**WORK INSTRUCTIONS**
Report each line of the records below that uses the word "Paralimni".

··· EXERCISE INPUTS ···

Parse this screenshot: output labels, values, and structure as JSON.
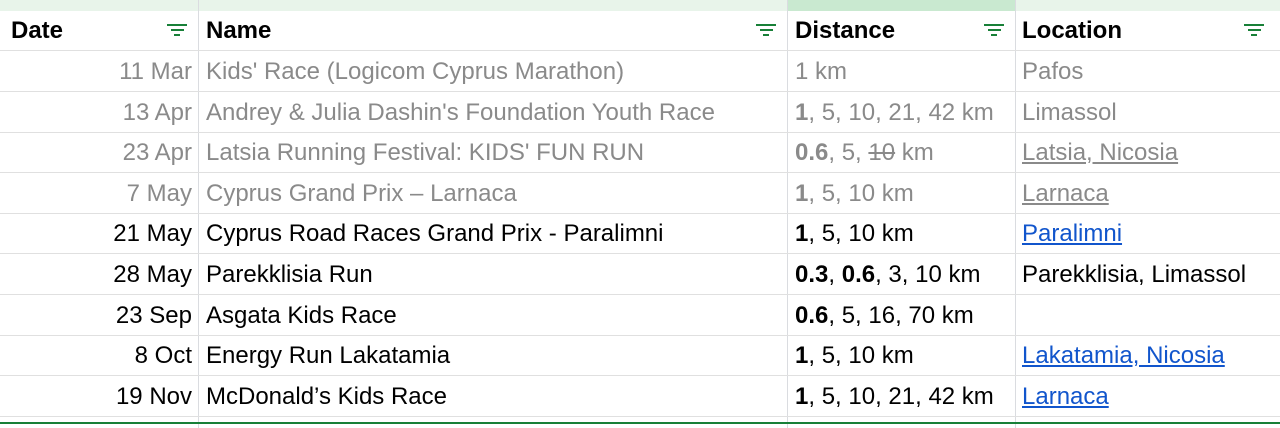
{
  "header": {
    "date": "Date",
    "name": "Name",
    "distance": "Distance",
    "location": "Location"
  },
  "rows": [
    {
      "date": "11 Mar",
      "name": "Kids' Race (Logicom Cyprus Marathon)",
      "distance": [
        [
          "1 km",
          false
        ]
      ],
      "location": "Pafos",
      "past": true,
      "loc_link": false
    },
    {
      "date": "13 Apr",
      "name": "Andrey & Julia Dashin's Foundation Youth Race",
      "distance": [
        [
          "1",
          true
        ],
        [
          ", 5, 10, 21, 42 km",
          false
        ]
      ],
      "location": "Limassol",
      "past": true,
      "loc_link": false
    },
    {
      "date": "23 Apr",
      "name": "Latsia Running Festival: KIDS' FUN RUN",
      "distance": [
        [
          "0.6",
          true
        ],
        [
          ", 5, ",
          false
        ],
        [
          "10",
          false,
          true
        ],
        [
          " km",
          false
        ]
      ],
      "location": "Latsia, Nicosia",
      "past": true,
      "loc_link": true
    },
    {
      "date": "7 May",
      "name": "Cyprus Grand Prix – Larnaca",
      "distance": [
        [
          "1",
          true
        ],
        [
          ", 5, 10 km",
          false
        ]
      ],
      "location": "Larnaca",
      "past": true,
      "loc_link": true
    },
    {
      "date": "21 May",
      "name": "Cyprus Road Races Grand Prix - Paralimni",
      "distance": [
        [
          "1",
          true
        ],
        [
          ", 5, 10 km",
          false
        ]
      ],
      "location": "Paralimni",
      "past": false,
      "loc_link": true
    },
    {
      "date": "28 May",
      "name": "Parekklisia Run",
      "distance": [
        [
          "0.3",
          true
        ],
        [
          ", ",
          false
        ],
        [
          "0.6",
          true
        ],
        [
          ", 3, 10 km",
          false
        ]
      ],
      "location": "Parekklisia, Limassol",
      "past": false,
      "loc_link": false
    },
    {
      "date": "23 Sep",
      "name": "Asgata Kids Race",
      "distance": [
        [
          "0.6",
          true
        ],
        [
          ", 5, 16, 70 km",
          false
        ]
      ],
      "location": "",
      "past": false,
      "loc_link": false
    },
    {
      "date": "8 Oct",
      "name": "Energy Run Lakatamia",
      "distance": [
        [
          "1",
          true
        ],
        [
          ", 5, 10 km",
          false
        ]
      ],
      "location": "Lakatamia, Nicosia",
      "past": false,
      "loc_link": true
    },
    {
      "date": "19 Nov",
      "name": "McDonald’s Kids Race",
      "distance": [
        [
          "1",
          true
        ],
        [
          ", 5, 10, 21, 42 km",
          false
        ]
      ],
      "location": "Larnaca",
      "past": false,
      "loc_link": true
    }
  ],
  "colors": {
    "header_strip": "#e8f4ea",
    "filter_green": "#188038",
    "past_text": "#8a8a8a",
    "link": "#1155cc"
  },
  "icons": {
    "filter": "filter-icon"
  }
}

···

**EXERCISE RESULT**
      "name": "Cyprus Road Races Grand Prix - Paralimni",
      "location": "Paralimni",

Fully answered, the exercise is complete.